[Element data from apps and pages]
────────────────────────────────────────
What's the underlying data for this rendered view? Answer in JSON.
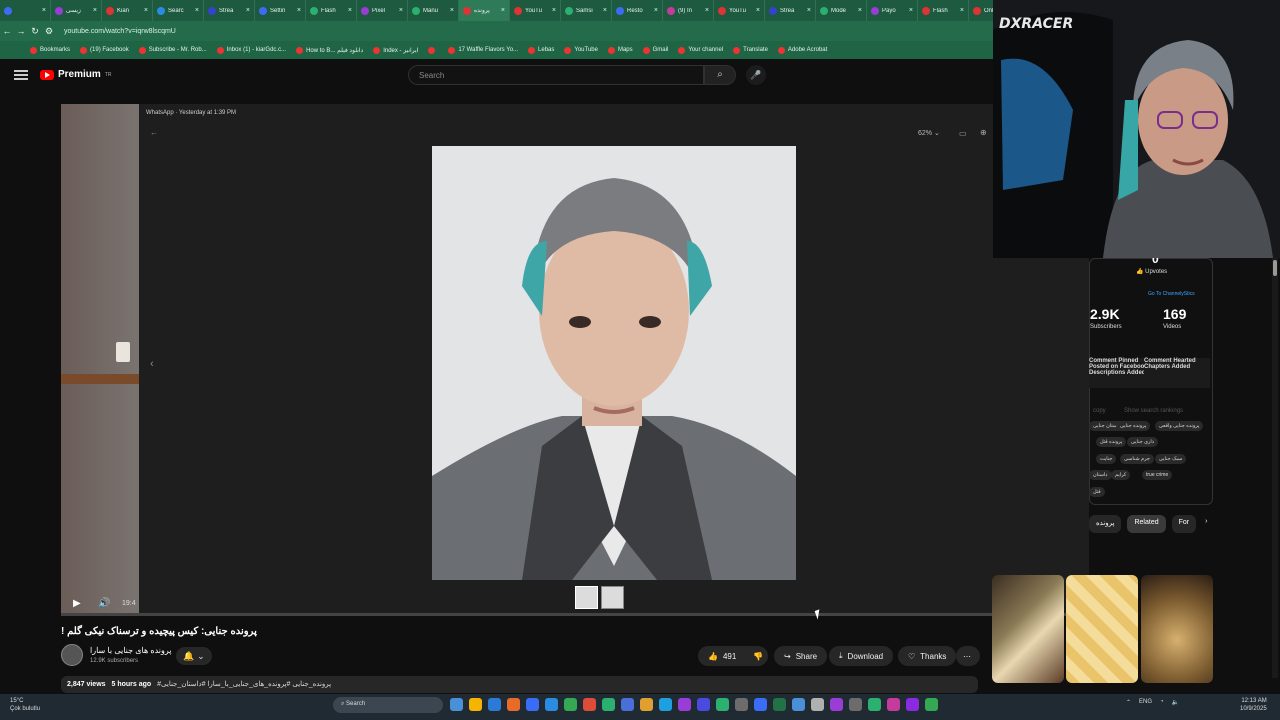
{
  "browser": {
    "tabs": [
      {
        "label": "",
        "color": "#3b6cf5"
      },
      {
        "label": "زیسی",
        "color": "#9a3cd6"
      },
      {
        "label": "Kian",
        "color": "#e03333"
      },
      {
        "label": "Searc",
        "color": "#2b8be0"
      },
      {
        "label": "Strea",
        "color": "#3344cc"
      },
      {
        "label": "Settin",
        "color": "#3b6cf5"
      },
      {
        "label": "Flash",
        "color": "#2bb070"
      },
      {
        "label": "Pixel",
        "color": "#9a3cd6"
      },
      {
        "label": "Manu",
        "color": "#2bb070"
      },
      {
        "label": "پرونده",
        "color": "#e03333"
      },
      {
        "label": "YouTu",
        "color": "#e03333"
      },
      {
        "label": "Samsi",
        "color": "#2bb070"
      },
      {
        "label": "Resto",
        "color": "#3b6cf5"
      },
      {
        "label": "(9) In",
        "color": "#c43b9b"
      },
      {
        "label": "YouTu",
        "color": "#e03333"
      },
      {
        "label": "Strea",
        "color": "#3344cc"
      },
      {
        "label": "Mode",
        "color": "#2bb070"
      },
      {
        "label": "Payo",
        "color": "#9a3cd6"
      },
      {
        "label": "Flash",
        "color": "#e03333"
      },
      {
        "label": "Onli",
        "color": "#e03333"
      }
    ],
    "active_tab_index": 9,
    "url": "youtube.com/watch?v=iqrw8lscqmU",
    "bookmarks": [
      "Bookmarks",
      "(19) Facebook",
      "Subscribe - Mr. Rob...",
      "Inbox (1) - kiarGdc.c...",
      "How to B... دانلود فیلم",
      "Index - ایرانیز",
      "",
      "17 Waffle Flavors Yo...",
      "Lebas",
      "YouTube",
      "Maps",
      "Gmail",
      "Your channel",
      "Translate",
      "Adobe Acrobat"
    ]
  },
  "youtube": {
    "logo_text": "Premium",
    "logo_sup": "TR",
    "search_placeholder": "Search"
  },
  "whatsapp": {
    "title": "WhatsApp · Yesterday at 1:39 PM",
    "zoom": "62%"
  },
  "player": {
    "time": "19:4"
  },
  "video": {
    "title": "! پرونده جنایی: کیس پیچیده و ترسناک نیکی گلم",
    "channel_name": "پرونده های جنایی با سارا",
    "subscribers": "12.9K subscribers",
    "likes": "491",
    "share_label": "Share",
    "download_label": "Download",
    "thanks_label": "Thanks",
    "views": "2,847 views",
    "posted": "5 hours ago",
    "hashtags": "#پرونده_جنایی #پرونده_های_جنایی_با_سارا #داستان_جنایی"
  },
  "sidebar": {
    "upvotes_count": "0",
    "upvotes_label": "Upvotes",
    "goto_label": "Go To ChannelyStics",
    "subs_value": "2.9K",
    "subs_label": "Subscribers",
    "videos_value": "169",
    "videos_label": "Videos",
    "stat_left": "Comment Pinned\nPosted on Facebook\nDescriptions Added",
    "stat_right": "Comment Hearted\nChapters Added",
    "copy_label": "copy",
    "rankings_label": "Show search rankings",
    "tags": [
      "داستان جنایی",
      "پرونده جنایی",
      "پرونده جنایی واقعی",
      "پرونده قتل",
      "ذاری جنایی",
      "جنایت",
      "جرم شناسی",
      "سبک جنایی",
      "داستان",
      "کرایم",
      "true crime",
      "قتل"
    ],
    "chips": [
      "پرونده",
      "Related",
      "For"
    ]
  },
  "taskbar": {
    "weather_temp": "15°C",
    "weather_desc": "Çok bulutlu",
    "search_placeholder": "Search",
    "lang": "ENG",
    "time": "12:13 AM",
    "date": "10/9/2025"
  }
}
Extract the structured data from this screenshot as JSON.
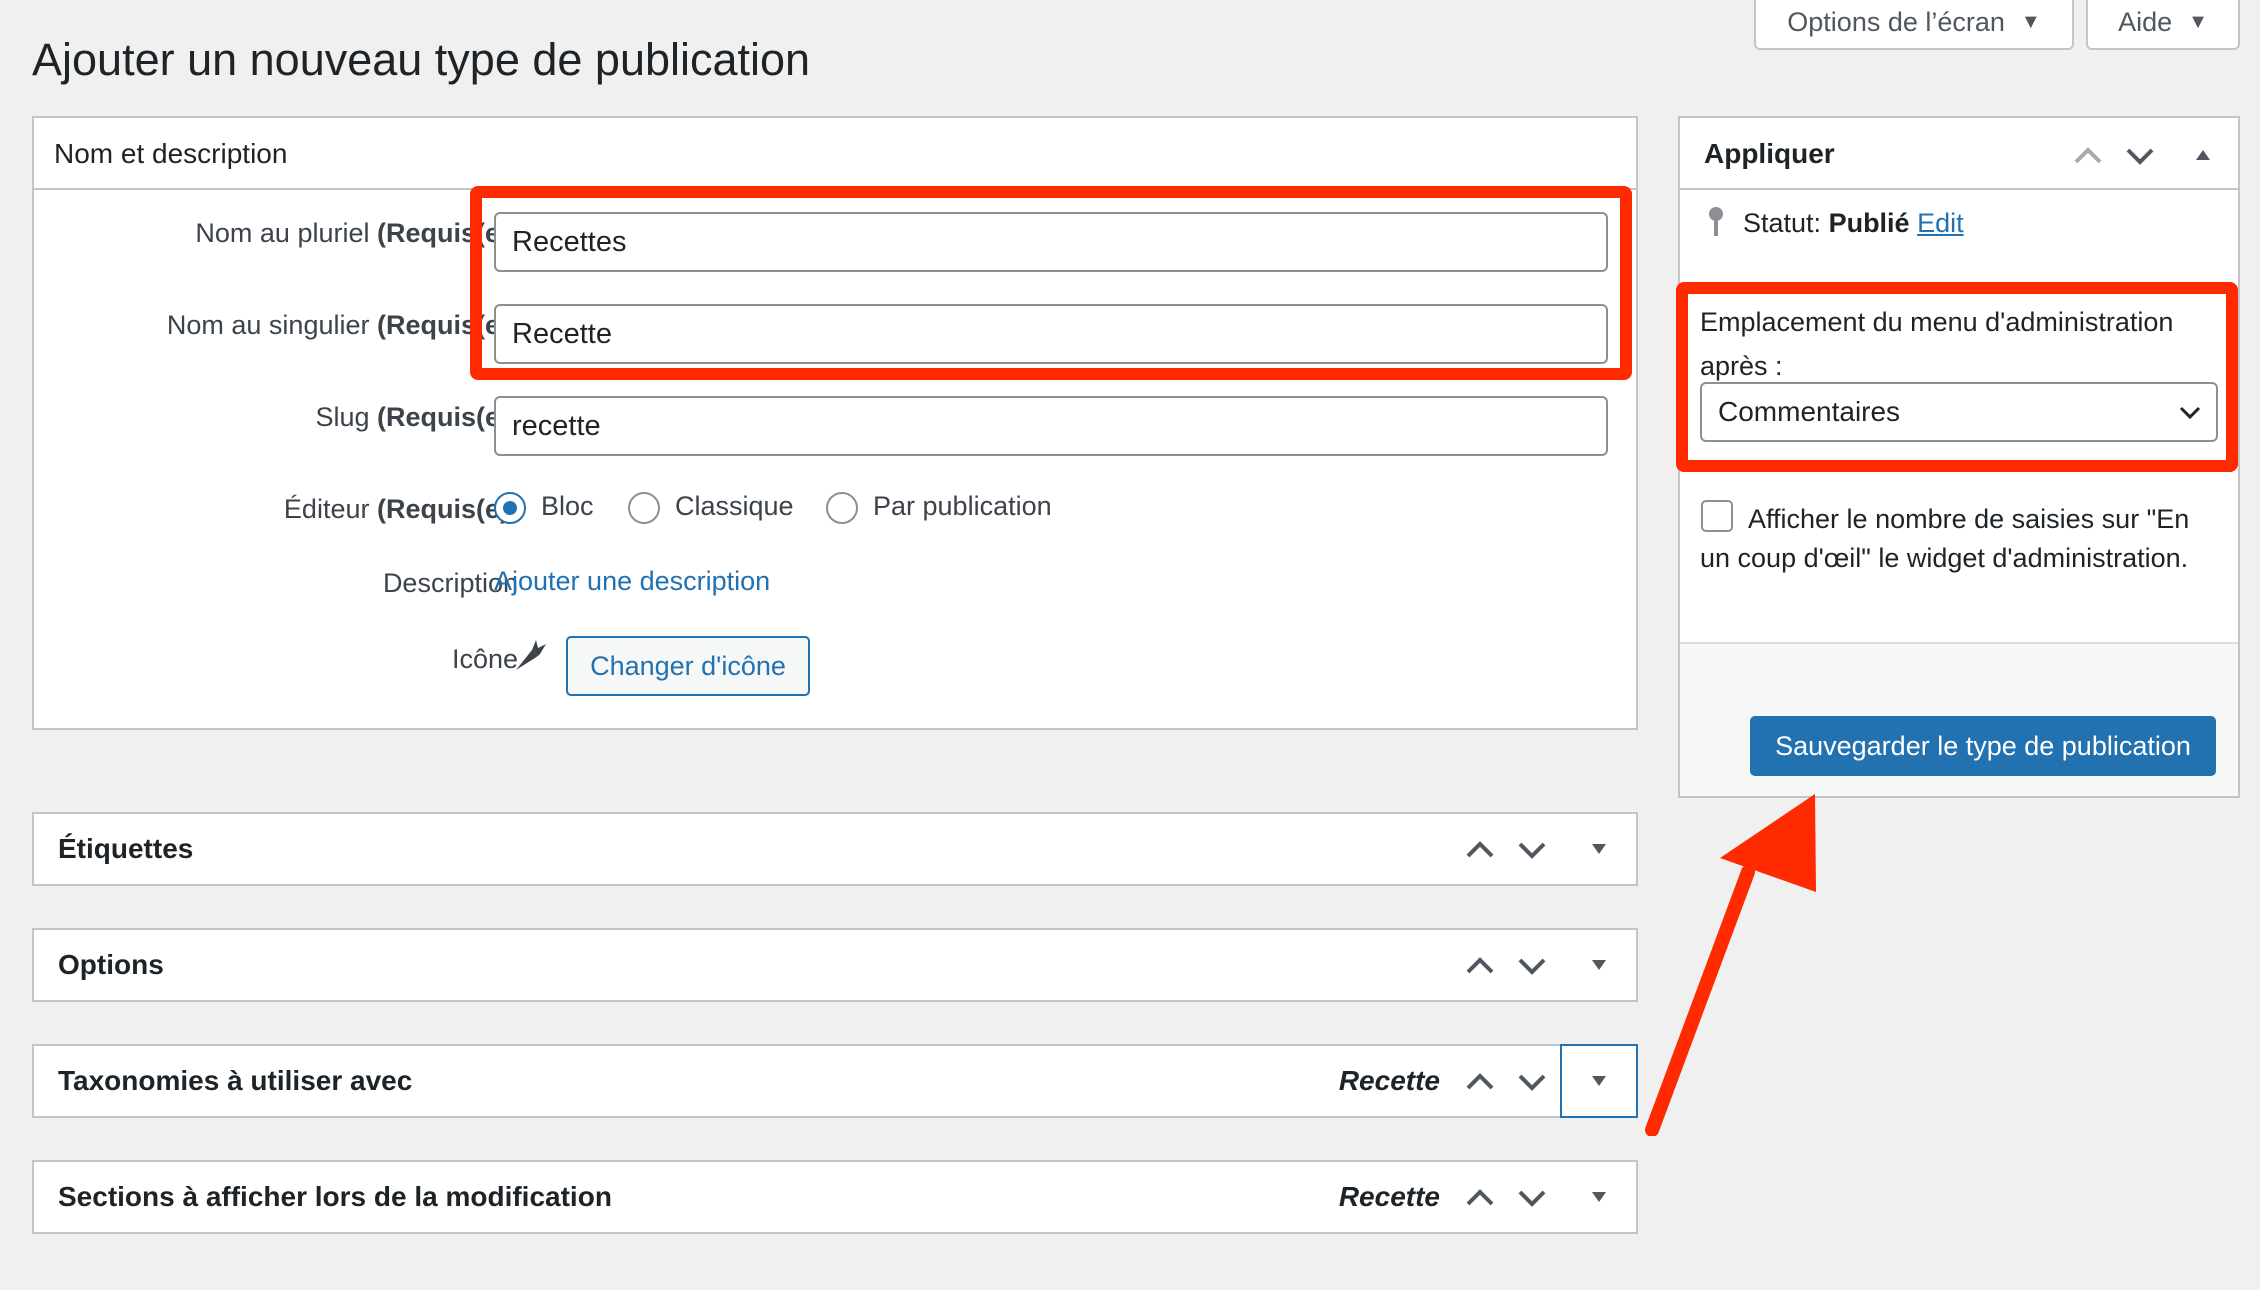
{
  "screen_options": {
    "screen_options_label": "Options de l’écran",
    "help_label": "Aide"
  },
  "page_title": "Ajouter un nouveau type de publication",
  "name_box": {
    "title": "Nom et description",
    "plural": {
      "label": "Nom au pluriel",
      "required": "(Requis(e))",
      "value": "Recettes"
    },
    "singular": {
      "label": "Nom au singulier",
      "required": "(Requis(e))",
      "value": "Recette"
    },
    "slug": {
      "label": "Slug",
      "required": "(Requis(e))",
      "value": "recette"
    },
    "editor": {
      "label": "Éditeur",
      "required": "(Requis(e))",
      "options": [
        "Bloc",
        "Classique",
        "Par publication"
      ],
      "selected": "Bloc"
    },
    "description": {
      "label": "Description",
      "link": "Ajouter une description"
    },
    "icon": {
      "label": "Icône",
      "button": "Changer d'icône",
      "icon_name": "carrot-icon"
    }
  },
  "collapsed_boxes": [
    {
      "title": "Étiquettes",
      "suffix": ""
    },
    {
      "title": "Options",
      "suffix": ""
    },
    {
      "title": "Taxonomies à utiliser avec",
      "suffix": "Recette"
    },
    {
      "title": "Sections à afficher lors de la modification",
      "suffix": "Recette"
    }
  ],
  "publish_box": {
    "title": "Appliquer",
    "status_label": "Statut:",
    "status_value": "Publié",
    "edit_link": "Edit",
    "menu_position_label": "Emplacement du menu d'administration après :",
    "menu_position_value": "Commentaires",
    "glance_checkbox_label": "Afficher le nombre de saisies sur \"En un coup d'œil\" le widget d'administration.",
    "glance_checked": false,
    "save_button": "Sauvegarder le type de publication"
  },
  "colors": {
    "accent": "#2271b1",
    "highlight_red": "#ff2a00",
    "background": "#f0f0f1"
  }
}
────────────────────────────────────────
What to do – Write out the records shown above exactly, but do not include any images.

Answer to this task –
What's the underlying data for this rendered view? Answer in JSON.
{
  "browser": {
    "tabs": [
      {
        "label": "",
        "color": "#3b6cf5"
      },
      {
        "label": "زیسی",
        "color": "#9a3cd6"
      },
      {
        "label": "Kian",
        "color": "#e03333"
      },
      {
        "label": "Searc",
        "color": "#2b8be0"
      },
      {
        "label": "Strea",
        "color": "#3344cc"
      },
      {
        "label": "Settin",
        "color": "#3b6cf5"
      },
      {
        "label": "Flash",
        "color": "#2bb070"
      },
      {
        "label": "Pixel",
        "color": "#9a3cd6"
      },
      {
        "label": "Manu",
        "color": "#2bb070"
      },
      {
        "label": "پرونده",
        "color": "#e03333"
      },
      {
        "label": "YouTu",
        "color": "#e03333"
      },
      {
        "label": "Samsi",
        "color": "#2bb070"
      },
      {
        "label": "Resto",
        "color": "#3b6cf5"
      },
      {
        "label": "(9) In",
        "color": "#c43b9b"
      },
      {
        "label": "YouTu",
        "color": "#e03333"
      },
      {
        "label": "Strea",
        "color": "#3344cc"
      },
      {
        "label": "Mode",
        "color": "#2bb070"
      },
      {
        "label": "Payo",
        "color": "#9a3cd6"
      },
      {
        "label": "Flash",
        "color": "#e03333"
      },
      {
        "label": "Onli",
        "color": "#e03333"
      }
    ],
    "active_tab_index": 9,
    "url": "youtube.com/watch?v=iqrw8lscqmU",
    "bookmarks": [
      "Bookmarks",
      "(19) Facebook",
      "Subscribe - Mr. Rob...",
      "Inbox (1) - kiarGdc.c...",
      "How to B... دانلود فیلم",
      "Index - ایرانیز",
      "",
      "17 Waffle Flavors Yo...",
      "Lebas",
      "YouTube",
      "Maps",
      "Gmail",
      "Your channel",
      "Translate",
      "Adobe Acrobat"
    ]
  },
  "youtube": {
    "logo_text": "Premium",
    "logo_sup": "TR",
    "search_placeholder": "Search"
  },
  "whatsapp": {
    "title": "WhatsApp · Yesterday at 1:39 PM",
    "zoom": "62%"
  },
  "player": {
    "time": "19:4"
  },
  "video": {
    "title": "! پرونده جنایی: کیس پیچیده و ترسناک نیکی گلم",
    "channel_name": "پرونده های جنایی با سارا",
    "subscribers": "12.9K subscribers",
    "likes": "491",
    "share_label": "Share",
    "download_label": "Download",
    "thanks_label": "Thanks",
    "views": "2,847 views",
    "posted": "5 hours ago",
    "hashtags": "#پرونده_جنایی #پرونده_های_جنایی_با_سارا #داستان_جنایی"
  },
  "sidebar": {
    "upvotes_count": "0",
    "upvotes_label": "Upvotes",
    "goto_label": "Go To ChannelyStics",
    "subs_value": "2.9K",
    "subs_label": "Subscribers",
    "videos_value": "169",
    "videos_label": "Videos",
    "stat_left": "Comment Pinned\nPosted on Facebook\nDescriptions Added",
    "stat_right": "Comment Hearted\nChapters Added",
    "copy_label": "copy",
    "rankings_label": "Show search rankings",
    "tags": [
      "داستان جنایی",
      "پرونده جنایی",
      "پرونده جنایی واقعی",
      "پرونده قتل",
      "ذاری جنایی",
      "جنایت",
      "جرم شناسی",
      "سبک جنایی",
      "داستان",
      "کرایم",
      "true crime",
      "قتل"
    ],
    "chips": [
      "پرونده",
      "Related",
      "For"
    ]
  },
  "taskbar": {
    "weather_temp": "15°C",
    "weather_desc": "Çok bulutlu",
    "search_placeholder": "Search",
    "lang": "ENG",
    "time": "12:13 AM",
    "date": "10/9/2025"
  }
}
Extract the structured data from this screenshot as JSON.
{
  "screen_options": {
    "screen_options_label": "Options de l’écran",
    "help_label": "Aide"
  },
  "page_title": "Ajouter un nouveau type de publication",
  "name_box": {
    "title": "Nom et description",
    "plural": {
      "label": "Nom au pluriel",
      "required": "(Requis(e))",
      "value": "Recettes"
    },
    "singular": {
      "label": "Nom au singulier",
      "required": "(Requis(e))",
      "value": "Recette"
    },
    "slug": {
      "label": "Slug",
      "required": "(Requis(e))",
      "value": "recette"
    },
    "editor": {
      "label": "Éditeur",
      "required": "(Requis(e))",
      "options": [
        "Bloc",
        "Classique",
        "Par publication"
      ],
      "selected": "Bloc"
    },
    "description": {
      "label": "Description",
      "link": "Ajouter une description"
    },
    "icon": {
      "label": "Icône",
      "button": "Changer d'icône",
      "icon_name": "carrot-icon"
    }
  },
  "collapsed_boxes": [
    {
      "title": "Étiquettes",
      "suffix": ""
    },
    {
      "title": "Options",
      "suffix": ""
    },
    {
      "title": "Taxonomies à utiliser avec",
      "suffix": "Recette"
    },
    {
      "title": "Sections à afficher lors de la modification",
      "suffix": "Recette"
    }
  ],
  "publish_box": {
    "title": "Appliquer",
    "status_label": "Statut:",
    "status_value": "Publié",
    "edit_link": "Edit",
    "menu_position_label": "Emplacement du menu d'administration après :",
    "menu_position_value": "Commentaires",
    "glance_checkbox_label": "Afficher le nombre de saisies sur \"En un coup d'œil\" le widget d'administration.",
    "glance_checked": false,
    "save_button": "Sauvegarder le type de publication"
  },
  "colors": {
    "accent": "#2271b1",
    "highlight_red": "#ff2a00",
    "background": "#f0f0f1"
  }
}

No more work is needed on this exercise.